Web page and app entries
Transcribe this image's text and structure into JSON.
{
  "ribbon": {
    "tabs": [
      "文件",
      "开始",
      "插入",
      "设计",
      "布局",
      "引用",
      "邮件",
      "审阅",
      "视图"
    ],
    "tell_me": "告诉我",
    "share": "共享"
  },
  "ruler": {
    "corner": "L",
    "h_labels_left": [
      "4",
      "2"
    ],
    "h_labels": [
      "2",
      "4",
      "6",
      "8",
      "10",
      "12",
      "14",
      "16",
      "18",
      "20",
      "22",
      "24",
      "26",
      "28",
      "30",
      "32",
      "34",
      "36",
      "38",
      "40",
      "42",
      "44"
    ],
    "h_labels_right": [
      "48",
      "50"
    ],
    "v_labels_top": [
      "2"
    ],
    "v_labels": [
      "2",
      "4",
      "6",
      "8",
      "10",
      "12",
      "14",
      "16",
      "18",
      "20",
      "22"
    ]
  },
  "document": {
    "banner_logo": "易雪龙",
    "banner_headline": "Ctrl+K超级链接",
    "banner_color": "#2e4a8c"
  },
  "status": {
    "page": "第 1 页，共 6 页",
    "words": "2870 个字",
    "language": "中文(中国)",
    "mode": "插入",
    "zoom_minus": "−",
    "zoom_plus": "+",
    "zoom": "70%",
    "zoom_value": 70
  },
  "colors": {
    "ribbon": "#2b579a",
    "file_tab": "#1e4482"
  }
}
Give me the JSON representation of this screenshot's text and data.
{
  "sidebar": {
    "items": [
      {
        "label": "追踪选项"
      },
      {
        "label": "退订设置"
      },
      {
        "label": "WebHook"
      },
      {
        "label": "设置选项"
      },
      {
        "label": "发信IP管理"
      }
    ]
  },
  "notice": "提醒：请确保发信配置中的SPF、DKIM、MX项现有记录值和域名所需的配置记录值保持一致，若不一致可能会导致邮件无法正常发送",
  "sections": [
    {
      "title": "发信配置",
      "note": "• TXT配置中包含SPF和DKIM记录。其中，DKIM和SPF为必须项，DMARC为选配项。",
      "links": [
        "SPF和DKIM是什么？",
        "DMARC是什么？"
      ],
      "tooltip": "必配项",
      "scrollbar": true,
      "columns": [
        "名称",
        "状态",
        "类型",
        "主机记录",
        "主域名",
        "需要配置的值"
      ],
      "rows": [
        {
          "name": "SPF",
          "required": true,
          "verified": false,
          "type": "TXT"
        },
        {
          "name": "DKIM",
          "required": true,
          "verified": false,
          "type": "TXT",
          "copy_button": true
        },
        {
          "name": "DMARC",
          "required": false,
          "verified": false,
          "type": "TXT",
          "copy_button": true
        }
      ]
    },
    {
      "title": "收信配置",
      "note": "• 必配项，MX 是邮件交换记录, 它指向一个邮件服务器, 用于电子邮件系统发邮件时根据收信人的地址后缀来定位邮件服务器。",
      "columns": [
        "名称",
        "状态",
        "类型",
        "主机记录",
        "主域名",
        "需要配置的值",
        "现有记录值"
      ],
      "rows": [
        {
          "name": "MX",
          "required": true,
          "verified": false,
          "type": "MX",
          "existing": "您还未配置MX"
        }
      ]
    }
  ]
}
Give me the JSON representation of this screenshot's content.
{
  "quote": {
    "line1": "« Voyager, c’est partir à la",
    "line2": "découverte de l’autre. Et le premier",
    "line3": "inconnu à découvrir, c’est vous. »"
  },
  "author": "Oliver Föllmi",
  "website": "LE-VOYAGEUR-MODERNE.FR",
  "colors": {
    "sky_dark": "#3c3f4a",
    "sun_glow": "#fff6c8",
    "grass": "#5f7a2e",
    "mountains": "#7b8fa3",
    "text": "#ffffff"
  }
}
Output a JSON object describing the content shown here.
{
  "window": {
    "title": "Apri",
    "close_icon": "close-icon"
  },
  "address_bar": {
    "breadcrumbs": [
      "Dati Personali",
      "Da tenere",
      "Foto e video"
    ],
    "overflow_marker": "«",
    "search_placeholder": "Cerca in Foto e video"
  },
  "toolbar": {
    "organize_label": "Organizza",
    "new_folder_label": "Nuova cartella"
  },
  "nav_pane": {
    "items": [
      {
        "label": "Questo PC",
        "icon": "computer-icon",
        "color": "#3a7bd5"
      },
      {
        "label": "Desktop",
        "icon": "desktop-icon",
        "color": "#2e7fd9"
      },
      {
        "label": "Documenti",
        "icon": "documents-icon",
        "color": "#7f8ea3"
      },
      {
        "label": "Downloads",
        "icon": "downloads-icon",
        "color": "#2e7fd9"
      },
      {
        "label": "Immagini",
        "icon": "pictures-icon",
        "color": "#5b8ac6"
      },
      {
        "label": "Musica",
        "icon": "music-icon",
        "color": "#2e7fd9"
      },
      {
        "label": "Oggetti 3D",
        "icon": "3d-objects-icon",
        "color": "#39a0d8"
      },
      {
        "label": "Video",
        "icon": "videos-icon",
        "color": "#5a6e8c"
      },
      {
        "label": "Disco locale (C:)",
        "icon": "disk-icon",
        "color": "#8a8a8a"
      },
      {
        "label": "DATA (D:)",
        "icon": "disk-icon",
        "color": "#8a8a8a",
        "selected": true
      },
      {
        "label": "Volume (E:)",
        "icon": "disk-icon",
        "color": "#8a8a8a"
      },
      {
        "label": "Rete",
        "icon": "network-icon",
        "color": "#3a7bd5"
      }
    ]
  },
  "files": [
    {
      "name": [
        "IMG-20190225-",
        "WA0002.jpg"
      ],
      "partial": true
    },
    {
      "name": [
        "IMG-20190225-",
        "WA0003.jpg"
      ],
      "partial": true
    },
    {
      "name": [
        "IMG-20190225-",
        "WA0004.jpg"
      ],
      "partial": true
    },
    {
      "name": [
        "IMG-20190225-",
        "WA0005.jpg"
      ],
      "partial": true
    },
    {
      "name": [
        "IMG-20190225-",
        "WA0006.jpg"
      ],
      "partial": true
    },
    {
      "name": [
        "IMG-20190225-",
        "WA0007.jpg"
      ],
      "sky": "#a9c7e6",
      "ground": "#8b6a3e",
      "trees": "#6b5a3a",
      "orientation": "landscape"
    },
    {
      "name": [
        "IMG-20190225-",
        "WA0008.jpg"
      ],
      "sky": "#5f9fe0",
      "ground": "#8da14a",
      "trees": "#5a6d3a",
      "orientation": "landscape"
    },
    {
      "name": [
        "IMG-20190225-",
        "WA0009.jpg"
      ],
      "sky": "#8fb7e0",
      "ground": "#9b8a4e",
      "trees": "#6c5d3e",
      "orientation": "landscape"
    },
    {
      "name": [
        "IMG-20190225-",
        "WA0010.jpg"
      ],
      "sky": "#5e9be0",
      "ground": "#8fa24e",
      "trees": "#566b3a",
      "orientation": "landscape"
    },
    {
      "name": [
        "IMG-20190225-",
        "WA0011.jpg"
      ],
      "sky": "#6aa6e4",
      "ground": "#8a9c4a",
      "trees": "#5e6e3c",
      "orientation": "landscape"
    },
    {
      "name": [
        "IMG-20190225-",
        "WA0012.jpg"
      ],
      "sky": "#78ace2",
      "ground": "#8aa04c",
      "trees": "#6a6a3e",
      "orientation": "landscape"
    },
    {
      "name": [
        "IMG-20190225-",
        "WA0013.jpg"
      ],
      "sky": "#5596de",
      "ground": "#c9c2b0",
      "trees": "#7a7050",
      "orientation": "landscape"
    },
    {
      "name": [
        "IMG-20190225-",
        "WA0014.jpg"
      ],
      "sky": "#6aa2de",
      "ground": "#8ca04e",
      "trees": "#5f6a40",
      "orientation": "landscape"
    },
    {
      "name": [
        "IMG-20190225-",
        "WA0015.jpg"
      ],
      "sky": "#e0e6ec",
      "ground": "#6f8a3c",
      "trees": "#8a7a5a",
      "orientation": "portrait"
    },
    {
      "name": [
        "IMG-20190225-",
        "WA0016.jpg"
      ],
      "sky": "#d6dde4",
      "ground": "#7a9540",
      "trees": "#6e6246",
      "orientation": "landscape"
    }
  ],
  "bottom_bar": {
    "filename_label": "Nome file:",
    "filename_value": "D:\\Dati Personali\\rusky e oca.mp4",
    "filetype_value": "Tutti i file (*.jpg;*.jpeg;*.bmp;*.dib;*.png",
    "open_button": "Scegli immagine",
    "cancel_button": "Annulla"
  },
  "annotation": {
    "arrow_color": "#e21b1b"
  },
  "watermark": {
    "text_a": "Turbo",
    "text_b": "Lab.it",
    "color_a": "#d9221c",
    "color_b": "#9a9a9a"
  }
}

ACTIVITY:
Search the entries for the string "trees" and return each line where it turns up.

SOLUTION FOR THIS EXERCISE:
      "trees": "#6b5a3a",
      "trees": "#5a6d3a",
      "trees": "#6c5d3e",
      "trees": "#566b3a",
      "trees": "#5e6e3c",
      "trees": "#6a6a3e",
      "trees": "#7a7050",
      "trees": "#5f6a40",
      "trees": "#8a7a5a",
      "trees": "#6e6246",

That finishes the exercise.